Tag Archives: bass

Asheville, Walnut Cove, Biltmore Forrest and Western North Carolina’s Audio and Home Theater specialists present Cane Creek AV and Paul McGowan – PS Audio, Intl.

Amen to this and most folks I know don’t have a lot of options when it comes to loudspeaker placement. I do and have the marks on the carpet to prove I’ve tried a bunch of different locations and it seems each speaker is different. Sometimes, changing electronics has me change things a bunch.

However, as I get older, I justs want to listen and where my Daedalus Ulysses speakers are now, works great, so I’m done…Probably…

Speaker placement

There’s perhaps nothing more important than speaker placement. Where those two boxes sit in the room vs. where you the listener sits, largely determines how your music sounds.

And here’s the sticky part. There are multiple right places, each sounding quite different.

I have watched many an expert set up speakers and each has a completely different approach that results in very different placements. If one watches Wilson Speaker setup expert Peter McGrath work, you’d notice him first walking the empty room clapping his hands and speaking into the air to find the best starting point for the setup. Contrast that with REL Subwoofer owner, John Hunter, who starts with but one channel and spends hours moving it about the room discovering the best place for bass.

At the end of each expert’s process, the sonic results are wonderful yet sonically night and day different.

Now think about your own best efforts at speaker setup. No doubt what you have achieved sounds different indeed from what they would have come up with.

I am in the middle of writing the first in a new series of books called The Audiophile’s GuideThe Stereo offers a detailed step-by-step setup guide for getting the most out of your 2-channel audio system. Following my instructions, there’s no doubt your system will take a leap forward in performance.
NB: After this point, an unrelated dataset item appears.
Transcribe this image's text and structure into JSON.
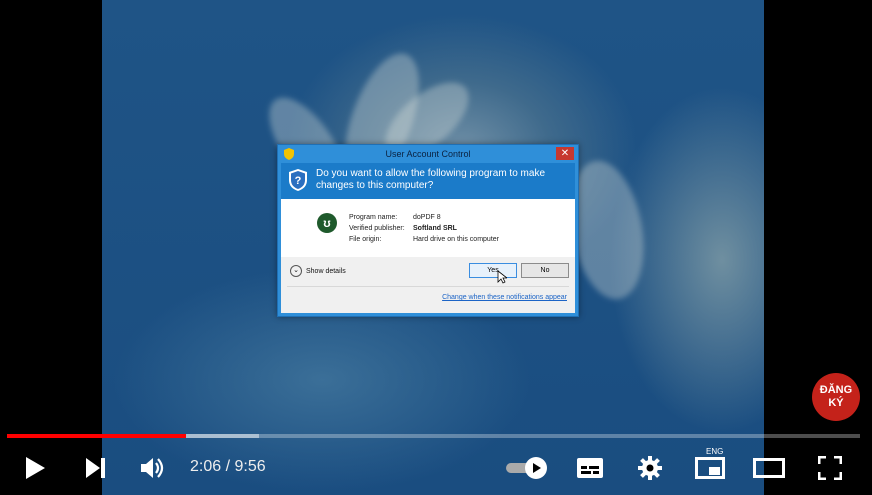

But, here’s the thing. My setup methods are different still than experts McGrath and Hunter. And so, yes, once set up, music and its image on the soundstage will be different yet again.

I think the point of this post is to point out just how much difference setup makes.

It’s easy to imagine otherwise.

 

Asheville, Walnut Cove, Biltmore Forrest and Western North Carolina’s Audio and Home Theater specialists present Cane Creek AV and Paul McGowan – PS Audio, Intl.

Palpable sound

When an illusion is real enough it feels as if we might be able to fondle it. Palpable.

That’s what we strive for in our voicings of audio products, sound so real you can imagine touching it. That’s a tough challenge from a design perspective. How do you arm an engineer with the knowledge and tools to craft sound so real it’s touchable?

I think it starts with bass. If you can clear away the phase shifts and filters to get to unfettered bass, then you begin to actually feel the kick of a bass drum in your gut. I know for me that was my first palpable connection. A good thump in the gut from a recorded kick drum.

Over time and experience, you begin ferreting out the small nuanced cues that bring life to music. They happen slowly at first: a bell rings with such veracity you might believe it’s actually in the room. Perhaps a voice so real it’s as if the singer is in the room with you.

The best designers I know have placed this one virtue over just about all others. Make the sound so real it’s as if you can reach out and touch it.

It’s what we strive for and what you likely lust for.

It seems like magic.